- is collaborative, job-embedded, and directly applicable to the daily work of instructing students
- supports implementation of new strategies into daily instruction, rather than a one-shot meeting or workshop that leaves it up to the teacher to figure out how to put new learning into practice.
- Build understanding of the math teaching practices presented in NCTM’s Principles To Actions
- Develop and implement lessons that incorporate math teaching practices
- Receive support from colleagues through collaborative planning and peer coaching
- Become more reflective practitioners
I’m excited to work with our teacher leaders and support their work with students!
If you would like more information about the NSD Math Fellows Program, check out the following resources:
NSD Summer Institute, August 17-21, 2015
Secondary math teachers in the Northshore School District have several professional development opportunities during this year’s NSD Summer Institute, including:
- NSD Teacher Showcase
- Math Teaching Practices for the Common Core
- Beyond Relevance & Real World with Dan Meyer
- Math Design Studio
Click here to view the flyer for details and registration information.
EDpuzzle is an app can be used to add questions to any video. With EDpuzzle you can crop a video, add your voice, and embed questions along the video to give your students immediate feedback and track their understanding.
Check out this short video quiz I created for Dan Meyer’s Magic Octagon.
EDpuzzle allows you to check student answers to your quiz questions so you can check their understanding or see where the students are struggling.
Are you using EDpuzzle in your classroom? Share your experience!
It’s a song by C+C Music Factory and a great classroom strategy to foster question asking in the classroom. Present students with a situation that creates that “Whaaaat?” feeling and makes them want to figure out what happened. Here are a couple of my favs:
- The Magic Octagon
- Winston Freer Tile Puzzle, or Infinite Chocolate ( I wish! 🙂 )
- Math Mind Reading – here are some examples
Many math classes could use a little more “Hmmmm…” for students, experiences that naturally make students WANT to ask questions and investigate. Dan Meyer refers to problems like this as WTF problems; read his post to learn more about WTF problems and the idea of disequilibrium. Then try it in your own classroom!
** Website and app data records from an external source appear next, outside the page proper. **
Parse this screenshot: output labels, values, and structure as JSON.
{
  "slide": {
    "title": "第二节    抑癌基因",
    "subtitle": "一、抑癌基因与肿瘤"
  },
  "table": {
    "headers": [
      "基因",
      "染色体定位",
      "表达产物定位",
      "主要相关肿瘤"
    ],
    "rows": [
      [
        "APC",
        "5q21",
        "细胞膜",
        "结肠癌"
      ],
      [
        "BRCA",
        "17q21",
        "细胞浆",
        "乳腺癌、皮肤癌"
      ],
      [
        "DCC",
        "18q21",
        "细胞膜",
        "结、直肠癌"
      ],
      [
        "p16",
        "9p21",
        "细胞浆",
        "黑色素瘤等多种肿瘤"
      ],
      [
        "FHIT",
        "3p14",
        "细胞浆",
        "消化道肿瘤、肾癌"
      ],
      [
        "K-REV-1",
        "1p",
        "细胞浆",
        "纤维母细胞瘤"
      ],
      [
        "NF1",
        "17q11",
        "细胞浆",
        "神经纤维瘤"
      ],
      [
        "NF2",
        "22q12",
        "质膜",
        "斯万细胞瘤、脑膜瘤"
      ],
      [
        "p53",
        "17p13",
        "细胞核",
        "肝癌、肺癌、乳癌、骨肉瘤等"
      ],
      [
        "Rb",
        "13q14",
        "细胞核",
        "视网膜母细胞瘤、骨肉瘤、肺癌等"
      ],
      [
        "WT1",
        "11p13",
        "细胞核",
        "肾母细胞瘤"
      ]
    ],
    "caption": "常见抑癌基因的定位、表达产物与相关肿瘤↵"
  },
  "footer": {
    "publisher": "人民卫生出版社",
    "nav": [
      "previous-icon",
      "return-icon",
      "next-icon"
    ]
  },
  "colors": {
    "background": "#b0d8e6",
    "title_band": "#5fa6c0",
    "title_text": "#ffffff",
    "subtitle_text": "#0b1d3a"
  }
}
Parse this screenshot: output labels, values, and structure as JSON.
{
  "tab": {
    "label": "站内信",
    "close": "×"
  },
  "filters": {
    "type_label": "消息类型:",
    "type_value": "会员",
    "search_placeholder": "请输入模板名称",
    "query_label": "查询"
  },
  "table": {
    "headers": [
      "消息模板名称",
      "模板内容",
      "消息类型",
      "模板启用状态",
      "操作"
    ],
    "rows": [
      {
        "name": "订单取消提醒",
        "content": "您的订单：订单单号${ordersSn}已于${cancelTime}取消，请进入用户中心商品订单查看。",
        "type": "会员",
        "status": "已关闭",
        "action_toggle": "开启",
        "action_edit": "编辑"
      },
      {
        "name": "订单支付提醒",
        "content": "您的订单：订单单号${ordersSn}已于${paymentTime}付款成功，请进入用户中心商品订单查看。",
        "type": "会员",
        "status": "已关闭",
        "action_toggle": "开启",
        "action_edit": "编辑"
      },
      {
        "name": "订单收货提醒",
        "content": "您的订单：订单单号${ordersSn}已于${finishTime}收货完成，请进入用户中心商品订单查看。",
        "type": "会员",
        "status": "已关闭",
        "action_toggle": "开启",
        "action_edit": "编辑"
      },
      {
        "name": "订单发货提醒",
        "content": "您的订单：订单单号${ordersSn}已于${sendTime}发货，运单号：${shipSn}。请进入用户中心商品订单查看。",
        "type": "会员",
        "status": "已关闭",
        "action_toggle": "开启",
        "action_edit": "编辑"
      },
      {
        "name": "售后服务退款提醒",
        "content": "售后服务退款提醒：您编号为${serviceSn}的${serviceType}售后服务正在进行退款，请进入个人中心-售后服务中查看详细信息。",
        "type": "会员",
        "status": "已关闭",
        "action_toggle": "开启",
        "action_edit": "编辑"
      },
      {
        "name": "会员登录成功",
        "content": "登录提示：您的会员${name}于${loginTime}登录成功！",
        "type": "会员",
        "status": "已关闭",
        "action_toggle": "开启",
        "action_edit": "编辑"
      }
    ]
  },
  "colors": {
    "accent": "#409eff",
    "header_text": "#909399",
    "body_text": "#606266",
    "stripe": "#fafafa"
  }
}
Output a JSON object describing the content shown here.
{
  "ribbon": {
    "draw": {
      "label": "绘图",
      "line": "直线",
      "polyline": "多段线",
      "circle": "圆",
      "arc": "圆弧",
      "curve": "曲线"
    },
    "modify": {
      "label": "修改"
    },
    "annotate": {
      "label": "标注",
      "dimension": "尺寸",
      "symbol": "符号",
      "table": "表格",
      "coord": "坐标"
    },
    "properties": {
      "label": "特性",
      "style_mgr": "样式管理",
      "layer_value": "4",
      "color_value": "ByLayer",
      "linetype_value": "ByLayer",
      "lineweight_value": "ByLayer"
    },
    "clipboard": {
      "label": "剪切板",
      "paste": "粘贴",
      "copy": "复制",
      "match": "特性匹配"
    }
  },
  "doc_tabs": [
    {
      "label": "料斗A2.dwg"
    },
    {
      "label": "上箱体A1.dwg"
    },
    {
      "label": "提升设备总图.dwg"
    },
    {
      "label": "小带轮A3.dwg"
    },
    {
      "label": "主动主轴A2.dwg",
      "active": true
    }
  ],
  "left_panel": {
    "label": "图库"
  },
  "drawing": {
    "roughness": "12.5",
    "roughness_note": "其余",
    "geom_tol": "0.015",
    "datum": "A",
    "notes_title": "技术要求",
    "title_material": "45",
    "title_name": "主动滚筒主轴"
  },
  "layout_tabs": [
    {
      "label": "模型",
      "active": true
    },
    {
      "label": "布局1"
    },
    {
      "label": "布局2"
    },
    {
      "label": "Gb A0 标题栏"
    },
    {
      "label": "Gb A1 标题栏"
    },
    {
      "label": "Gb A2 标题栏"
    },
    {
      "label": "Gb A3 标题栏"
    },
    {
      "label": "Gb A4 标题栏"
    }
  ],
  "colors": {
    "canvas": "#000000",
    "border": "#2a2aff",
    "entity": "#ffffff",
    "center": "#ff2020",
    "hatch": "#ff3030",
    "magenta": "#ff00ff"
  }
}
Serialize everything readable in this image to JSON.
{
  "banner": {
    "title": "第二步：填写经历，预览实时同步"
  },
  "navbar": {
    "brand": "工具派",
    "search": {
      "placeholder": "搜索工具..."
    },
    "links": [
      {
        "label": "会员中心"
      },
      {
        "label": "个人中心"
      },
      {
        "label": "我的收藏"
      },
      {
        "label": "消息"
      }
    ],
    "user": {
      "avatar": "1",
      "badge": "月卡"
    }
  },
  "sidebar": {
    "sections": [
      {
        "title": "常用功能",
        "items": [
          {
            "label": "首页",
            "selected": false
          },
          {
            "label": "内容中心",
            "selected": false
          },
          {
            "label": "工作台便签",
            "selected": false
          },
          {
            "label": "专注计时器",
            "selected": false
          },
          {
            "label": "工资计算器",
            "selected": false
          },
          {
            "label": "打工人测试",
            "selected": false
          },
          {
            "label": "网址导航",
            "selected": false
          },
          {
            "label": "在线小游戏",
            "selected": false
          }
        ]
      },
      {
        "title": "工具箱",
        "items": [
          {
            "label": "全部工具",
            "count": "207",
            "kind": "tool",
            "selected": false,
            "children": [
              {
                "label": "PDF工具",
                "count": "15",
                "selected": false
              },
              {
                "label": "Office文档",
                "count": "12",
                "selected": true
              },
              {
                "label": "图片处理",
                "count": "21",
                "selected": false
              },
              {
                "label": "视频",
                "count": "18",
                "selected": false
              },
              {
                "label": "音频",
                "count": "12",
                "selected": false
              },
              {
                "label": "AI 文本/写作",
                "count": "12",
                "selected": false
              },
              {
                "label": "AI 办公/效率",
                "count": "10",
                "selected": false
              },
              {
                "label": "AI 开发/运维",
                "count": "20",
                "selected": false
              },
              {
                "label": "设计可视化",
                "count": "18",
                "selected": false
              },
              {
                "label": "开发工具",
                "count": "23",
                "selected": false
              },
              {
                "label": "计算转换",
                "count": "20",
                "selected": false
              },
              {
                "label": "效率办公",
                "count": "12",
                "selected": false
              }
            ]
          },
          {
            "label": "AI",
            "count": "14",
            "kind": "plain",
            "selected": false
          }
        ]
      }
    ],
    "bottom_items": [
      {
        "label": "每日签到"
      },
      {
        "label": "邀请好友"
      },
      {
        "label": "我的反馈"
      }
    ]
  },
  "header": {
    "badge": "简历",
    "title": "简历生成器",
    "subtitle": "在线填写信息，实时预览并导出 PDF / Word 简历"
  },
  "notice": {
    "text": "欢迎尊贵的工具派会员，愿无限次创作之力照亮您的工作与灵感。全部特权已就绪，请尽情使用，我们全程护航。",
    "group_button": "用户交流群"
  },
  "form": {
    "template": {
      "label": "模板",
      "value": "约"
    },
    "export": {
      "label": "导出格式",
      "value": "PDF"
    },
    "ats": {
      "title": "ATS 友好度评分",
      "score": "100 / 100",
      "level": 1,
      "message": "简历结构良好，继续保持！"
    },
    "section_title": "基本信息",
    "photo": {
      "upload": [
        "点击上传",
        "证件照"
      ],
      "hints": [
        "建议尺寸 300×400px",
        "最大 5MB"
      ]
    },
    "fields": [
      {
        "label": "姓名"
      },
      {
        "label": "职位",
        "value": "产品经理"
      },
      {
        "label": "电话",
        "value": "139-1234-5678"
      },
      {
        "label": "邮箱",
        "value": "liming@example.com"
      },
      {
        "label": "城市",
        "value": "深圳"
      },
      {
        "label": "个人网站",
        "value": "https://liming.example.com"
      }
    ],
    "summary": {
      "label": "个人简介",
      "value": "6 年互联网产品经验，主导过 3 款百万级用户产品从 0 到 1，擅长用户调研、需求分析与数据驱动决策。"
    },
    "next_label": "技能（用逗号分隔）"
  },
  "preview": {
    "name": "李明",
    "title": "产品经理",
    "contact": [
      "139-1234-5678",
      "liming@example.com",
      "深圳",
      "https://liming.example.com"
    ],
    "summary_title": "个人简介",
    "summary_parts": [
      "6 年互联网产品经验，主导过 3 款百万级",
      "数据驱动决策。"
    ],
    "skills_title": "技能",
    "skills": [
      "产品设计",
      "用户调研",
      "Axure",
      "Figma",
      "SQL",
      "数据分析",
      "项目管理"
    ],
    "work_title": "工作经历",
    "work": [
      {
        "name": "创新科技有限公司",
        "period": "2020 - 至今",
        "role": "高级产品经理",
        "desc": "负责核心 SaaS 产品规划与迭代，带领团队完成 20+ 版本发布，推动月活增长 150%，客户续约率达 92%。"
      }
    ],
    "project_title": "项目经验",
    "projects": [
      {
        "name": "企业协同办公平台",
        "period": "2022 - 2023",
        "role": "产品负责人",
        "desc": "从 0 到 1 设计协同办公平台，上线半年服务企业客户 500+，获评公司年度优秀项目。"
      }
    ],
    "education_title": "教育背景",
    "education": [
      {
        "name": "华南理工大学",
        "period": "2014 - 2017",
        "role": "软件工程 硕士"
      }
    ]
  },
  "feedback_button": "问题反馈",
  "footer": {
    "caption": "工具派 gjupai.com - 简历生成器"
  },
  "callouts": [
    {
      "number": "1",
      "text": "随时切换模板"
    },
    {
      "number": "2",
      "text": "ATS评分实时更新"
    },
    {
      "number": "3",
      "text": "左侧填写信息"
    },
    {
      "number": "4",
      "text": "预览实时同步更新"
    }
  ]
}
I’m excited that Dan Meyer will be speaking at Northshore School District on 8/20/15 for our 2015 NSD Summer Institute! If you aren’t familiar with Dan’s work, watch his TED talk, Math Class Needs a Makeover or the talk that he gave at the NCTM Annual Meeting in New Orleans, Video Games & Making Math More Like Things Students Like, and read his blog, dy/dan.